Saturday, December 4, 2010

Just in! Ilya Kovalchuk returns salary to Lou Lamoriello

(*note: I have blacked out Kovalchuk's address for his personel well-being.)

Well, there you have it. Kovalchuk wrote a check for $100 million to Lou Lamoriello this morning, obviously, since I gathered the top secret picture of it less than two hours ago. What is unclear about all of this is whether or not Lou will continue to allow Ilya to play. What is clear is that if he does, he'll be the cheapest player in NHL history, as he will cost the team absolutely nothing. His $6.67 million cap hit will likely remain pending league review. Now, I jumped right into action and I called Gary Bettman this morning to see if this violated any Collective Bargaining Agreement rules. Here's what he told me via phone:

"To answer your question, the player would be penalized severely for an illegal transaction of money. I mean, we're probably going to have to suspend him once we review the situation.

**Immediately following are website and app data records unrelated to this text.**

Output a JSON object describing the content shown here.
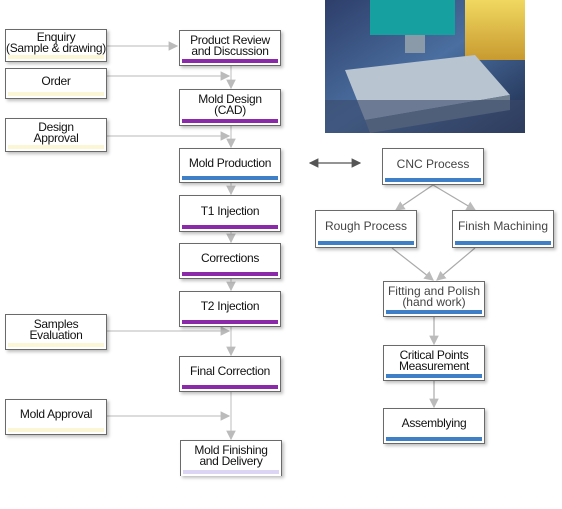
{
  "inputs_column": [
    {
      "id": "enquiry",
      "label_1": "Enquiry",
      "label_2": "(Sample & drawing)"
    },
    {
      "id": "order",
      "label_1": "Order"
    },
    {
      "id": "design-approval",
      "label_1": "Design",
      "label_2": "Approval"
    },
    {
      "id": "samples-evaluation",
      "label_1": "Samples",
      "label_2": "Evaluation"
    },
    {
      "id": "mold-approval",
      "label_1": "Mold Approval"
    }
  ],
  "main_flow": [
    {
      "label_1": "Product Review",
      "label_2": "and Discussion"
    },
    {
      "label_1": "Mold Design",
      "label_2": "(CAD)"
    },
    {
      "label_1": "Mold Production"
    },
    {
      "label_1": "T1 Injection"
    },
    {
      "label_1": "Corrections"
    },
    {
      "label_1": "T2 Injection"
    },
    {
      "label_1": "Final Correction"
    },
    {
      "label_1": "Mold Finishing",
      "label_2": "and Delivery"
    }
  ],
  "cnc_flow": [
    {
      "label_1": "CNC Process"
    },
    {
      "label_1": "Rough Process"
    },
    {
      "label_1": "Finish Machining"
    },
    {
      "label_1": "Fitting and Polish",
      "label_2": "(hand work)"
    },
    {
      "label_1": "Critical Points",
      "label_2": "Measurement"
    },
    {
      "label_1": "Assemblying"
    }
  ],
  "colors": {
    "input_bar": "#fbf6d6",
    "main_bar": "#8a2aa8",
    "cnc_bar": "#3f7fc6",
    "arrow": "#c8c8c8"
  }
}
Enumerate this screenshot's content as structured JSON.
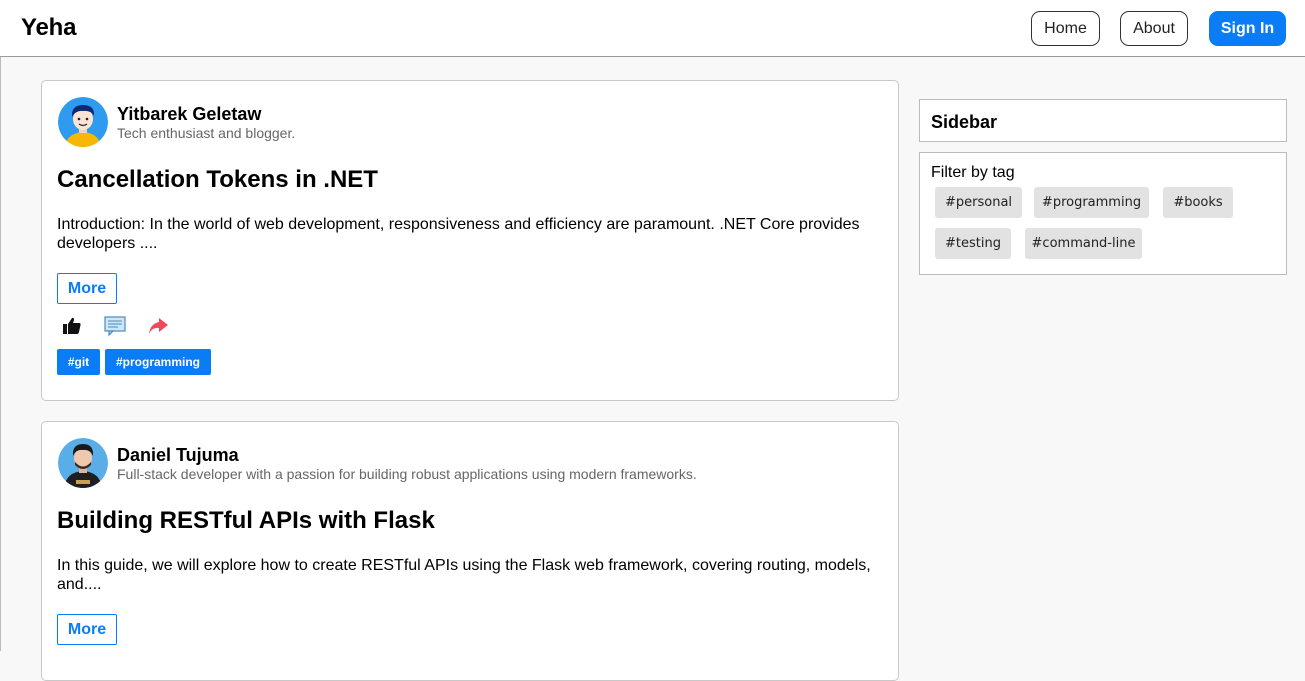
{
  "navbar": {
    "brand": "Yeha",
    "links": {
      "home": "Home",
      "about": "About",
      "signin": "Sign In"
    }
  },
  "posts": [
    {
      "author": "Yitbarek Geletaw",
      "bio": "Tech enthusiast and blogger.",
      "title": "Cancellation Tokens in .NET",
      "excerpt": "Introduction: In the world of web development, responsiveness and efficiency are paramount. .NET Core provides developers ....",
      "more_label": "More",
      "tags": [
        "#git",
        "#programming"
      ]
    },
    {
      "author": "Daniel Tujuma",
      "bio": "Full-stack developer with a passion for building robust applications using modern frameworks.",
      "title": "Building RESTful APIs with Flask",
      "excerpt": "In this guide, we will explore how to create RESTful APIs using the Flask web framework, covering routing, models, and....",
      "more_label": "More"
    }
  ],
  "sidebar": {
    "title": "Sidebar",
    "filter_label": "Filter by tag",
    "tags": [
      "#personal",
      "#programming",
      "#books",
      "#testing",
      "#command-line"
    ]
  },
  "icons": {
    "like": "thumbs-up-icon",
    "comment": "comment-icon",
    "share": "share-icon"
  },
  "colors": {
    "accent": "#0a7cf6",
    "share": "#f04a5a",
    "tag_bg": "#e2e2e2"
  }
}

The New Jersey Devils have kind of been in a tough situation since the summer, and the penalties they have already faced are rather unfortunate, because everyone knows the level of respect I have for Lou Lamoriello and Scott Stevens and all of the guys that quite honestly, I'm scared of that work for that organization...we will probably hand out the harshest penalties possible sometime next week, but hey, that guy is stuck on their roster for 15 years. 15 years! Do you know how many times I will have locked the league out in 15 years? The average salary will probably be fourteen bucks in 15 years at this rate!"

Bettman would not comment on why he plans to lock the league out.

I am taking a few things out of what has unfolded today:

- Lou Lamoriello needs to buy himself a new yacht.
- The Devils are still stuck with Kovalchuk for 15 years.
- $100 million is a lot for a simple apology to your general manager.
- Does this make the Devils the most valuable team in the NHL?
- Does Ilya's no-trade clause go away?

Other than that, I think it was a kind gesture by Mr. Kovalchuk to relieve management of his salary. I think a lot of players (*Scott Gomez*) can learn from what Ilya did today, and hopefully this will make the NHL a much better league.

However, there is one problem will all of this. Upon studying the check closer, I found something that may make this process a little more difficult:

So, now what?